Match the word "this". Return each line of the data below where it appears.

◆ ◆ ◆

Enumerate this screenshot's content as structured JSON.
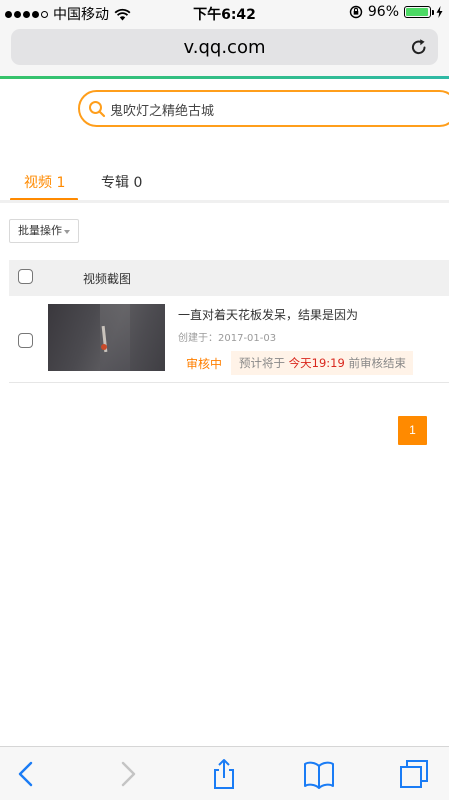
{
  "status_bar": {
    "carrier": "中国移动",
    "time": "下午6:42",
    "battery_text": "96%",
    "battery_level": 0.96
  },
  "browser": {
    "url": "v.qq.com"
  },
  "search": {
    "value": "鬼吹灯之精绝古城",
    "icon": "search-icon"
  },
  "tabs": [
    {
      "label": "视频 1",
      "active": true
    },
    {
      "label": "专辑 0",
      "active": false
    }
  ],
  "toolbar": {
    "batch_label": "批量操作"
  },
  "table": {
    "header_label": "视频截图",
    "rows": [
      {
        "title": "一直对着天花板发呆，结果是因为",
        "created": "创建于：2017-01-03",
        "status": "审核中",
        "notice_prefix": "预计将于",
        "notice_time": "今天19:19",
        "notice_suffix": "前审核结束"
      }
    ]
  },
  "pagination": {
    "current_page": "1"
  },
  "colors": {
    "accent": "#ff8a00",
    "highlight_red": "#d9271d",
    "brand_green": "#36c36a",
    "battery_green": "#4cd964"
  }
}
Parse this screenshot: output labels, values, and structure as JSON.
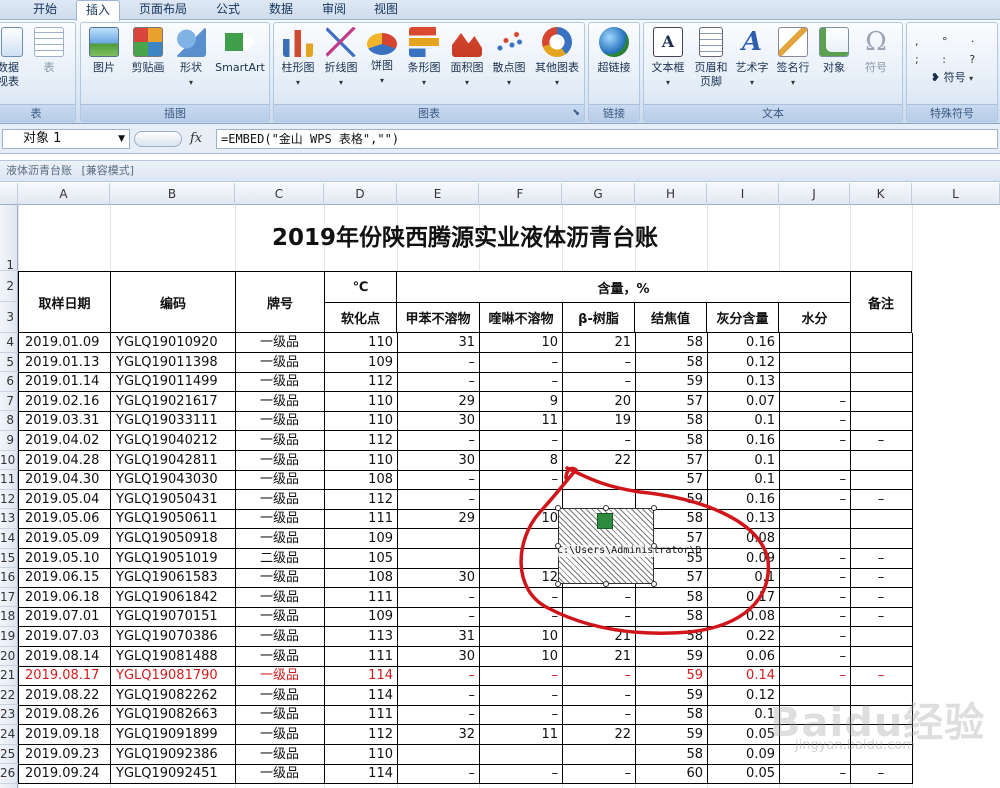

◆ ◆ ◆

_Written answer:_
Enumerate this screenshot's content as structured JSON.
Parse this screenshot: output labels, values, and structure as JSON.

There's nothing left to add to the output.